  • Trafalgar Pale Ale (4.2%) – A very pale beer they bill as a session ale. They are correct. All I could taste were hops and Maris Otter. Simple and very pleasant.
  • Old Admiral(6.1%) – Their Old/Strong Ale. In their words “Red with Black highlights.” This is a bit of a throwback beer that is brewed using brown and amber malts it tastes like. Much more of a “special roast” and “biscuit” malt flavor than caramel and darker roasted malts.
  • Nelson’s Blood (5%) – A Robust Porter. In their words, this time, “Black with Red highlights.” More of the same as above, but with less alcohol. Lots of amber/brown malt. Probably similar to what was brewed in London 250 years ago than the taste of most of today's Porters.

Friday, February 5, 2010

2010 Beerdrinker of the Year Finalists Announced

The three finalists for the 2010 Beerdrinker of the Year were announced this week.  (See the excerpt below from the Wynkoop's press release.)  I hope you can all make it down to the Wynkoop on the afternoon of Saturday, February 27th for the National Finals.  I'll be the short guy in the white wig and robe!

Phil Farrell, a Cumming, Georgia commercial pilot, homebrewer, and beer judge. He has tasted beer in every country in Europe, 1000 of the world’s pubs and 400 brewpubs. He’s known to many in the beer community as the “Chicken Man” because he’s hauled his homebrew club’s mascot, a rubber chicken, around the world and photographed it with thousands of beer people.

His philosophy about beer: “Beer is first and foremost a social drink. It is the most flexible and universally affordable fine beverage there is. Every social gathering and every food item is enhanced with beer. Beer is the greatest gift ever given to the human race and meant to be shared with others.”

William Howell, a Sterling, Alaska, college administrator, retired Navy officer, homebrewer, and beer educator. In 2007 he created a new course for Kenai Peninsula College entitled The Art and History of Brewing, and has traveled extensively across Alaska and the West in pursuit of great beer.
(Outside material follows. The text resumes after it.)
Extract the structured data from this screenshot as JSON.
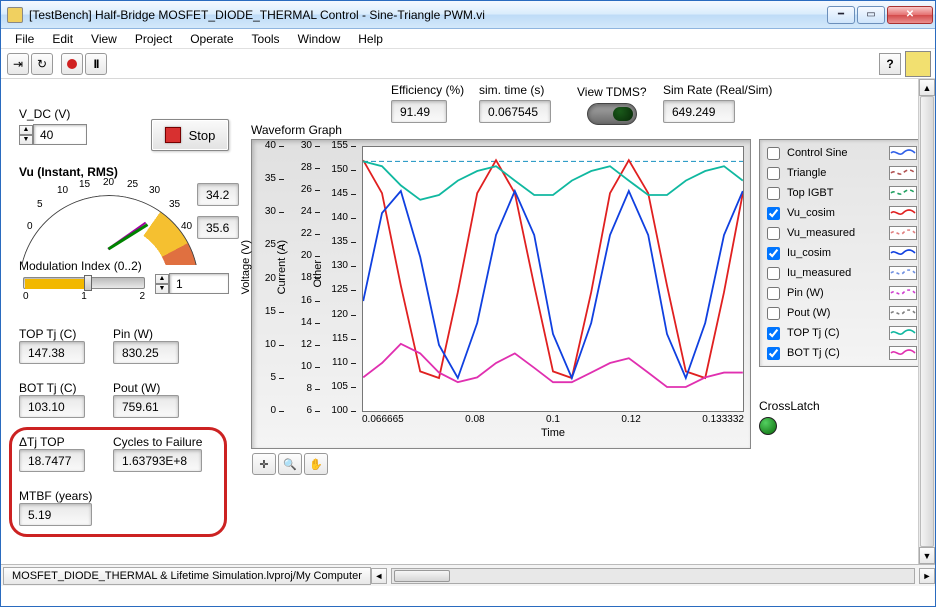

His beer philosophy: “I have been a lover of craft beers since 1984 and a homebrewer since 1989. Since my retirement from active duty I’ve been really been able to “get serious” about beer. I decided it was time to start giving something back to the world of craft beer that had given me so much.”

Logan Perkins, a Denver, Colorado beer enthusiast who has tried nearly 5,000 beers in 45 states, 21 European countries and 5 Asian nations.

His philosophy of beer drinking: “Drinking beer is about enhancing the quality of life through flavors, feelings and friends. I love beer alone, but especially enjoy sharing it with others. I believe in handling, collecting and tasting beers with the same respect as a wine lover. I try to keep everything in moderation, including moderation itself.”